Multiple Intelligences

The 8 Intelligences

What is/are Multiple Intelligences (MI)?

An educational philosophy of Dr. Howard Gardner, a professor of education at Harvard University, who believed that all children possess varying degrees of strength in eight intelligences. Gardener believes there are eight intelligences to be nurtured and developed in all children: bodily-kinesthetic, interpersonal, intrapersonal, linguistic, logical-mathematical, musical, naturalist, and spatial. These eight intelligences reflect different ways of thinking, solving problems, and learning.

We have decided to practice MI because we understand that each student has a preferred learning style depending on the strengths of their intelligences and we provide instruction that accommodates their learning styles. We want to meet the needs of our students and foster enthusiasm for learning, self-confidence, and ownership of the learning process.

208337-2130x1812-multipleintelligence.jpg
Sq094rYA_edited.png

What it Looks Like

Instruction -  activities that are relevant in the real world beyond school walls. There will be movement, social interaction, problem solving and creating. Our teachers will create lessons that are student-centered, hands-on and student-driven. Children actively participate in their learning.

Assessments - verbal and mathematical testing will not be the sole measure of a students success. Many of the assessments are done through the completion of long term projects. The project based model allows teachers to assess students' progress in a unique, active, way.

Learning how to Learn - students experience different learning styles and what learning styles work for them. This better equips them to take ownership of their education and find their voice in the classroom.

How Does MI Help the Student?

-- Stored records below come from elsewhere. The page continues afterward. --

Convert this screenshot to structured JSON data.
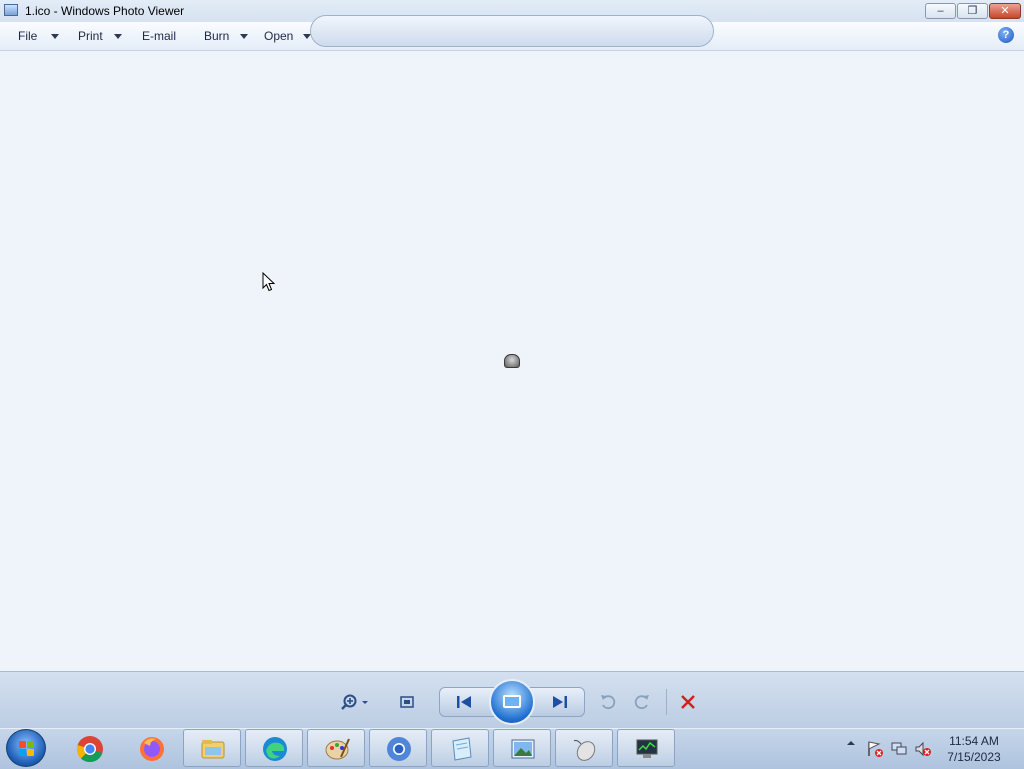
{
  "window": {
    "title": "1.ico - Windows Photo Viewer",
    "controls": {
      "minimize": "–",
      "restore": "❐",
      "close": "✕"
    }
  },
  "menu": {
    "items": [
      {
        "label": "File",
        "has_dropdown": true
      },
      {
        "label": "Print",
        "has_dropdown": true
      },
      {
        "label": "E-mail",
        "has_dropdown": false
      },
      {
        "label": "Burn",
        "has_dropdown": true
      },
      {
        "label": "Open",
        "has_dropdown": true
      }
    ],
    "help": "?"
  },
  "controls": {
    "zoom": "zoom-icon",
    "actual_size": "actual-size-icon",
    "previous": "previous-icon",
    "slideshow": "slideshow-icon",
    "next": "next-icon",
    "rotate_ccw": "rotate-counterclockwise-icon",
    "rotate_cw": "rotate-clockwise-icon",
    "delete": "delete-icon"
  },
  "taskbar": {
    "apps": [
      {
        "name": "chrome",
        "running": false
      },
      {
        "name": "firefox",
        "running": false
      },
      {
        "name": "file-explorer",
        "running": true
      },
      {
        "name": "edge",
        "running": true
      },
      {
        "name": "paint",
        "running": true
      },
      {
        "name": "chromium",
        "running": true
      },
      {
        "name": "notepad",
        "running": true
      },
      {
        "name": "photo-viewer",
        "running": true
      },
      {
        "name": "mouse-properties",
        "running": true
      },
      {
        "name": "network-monitor",
        "running": true
      }
    ],
    "clock": {
      "time": "11:54 AM",
      "date": "7/15/2023"
    }
  },
  "colors": {
    "accent": "#1f6fd0",
    "delete": "#d0201a",
    "close": "#c7452a"
  }
}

Students are taught to celebrate their strengths and not to be discouraged by perceived weaknesses. But to be encouraged by the challenges that those areas can present to them. Students become self-directed learners, possessing a set of skills that will serve them well in college and in their future careers.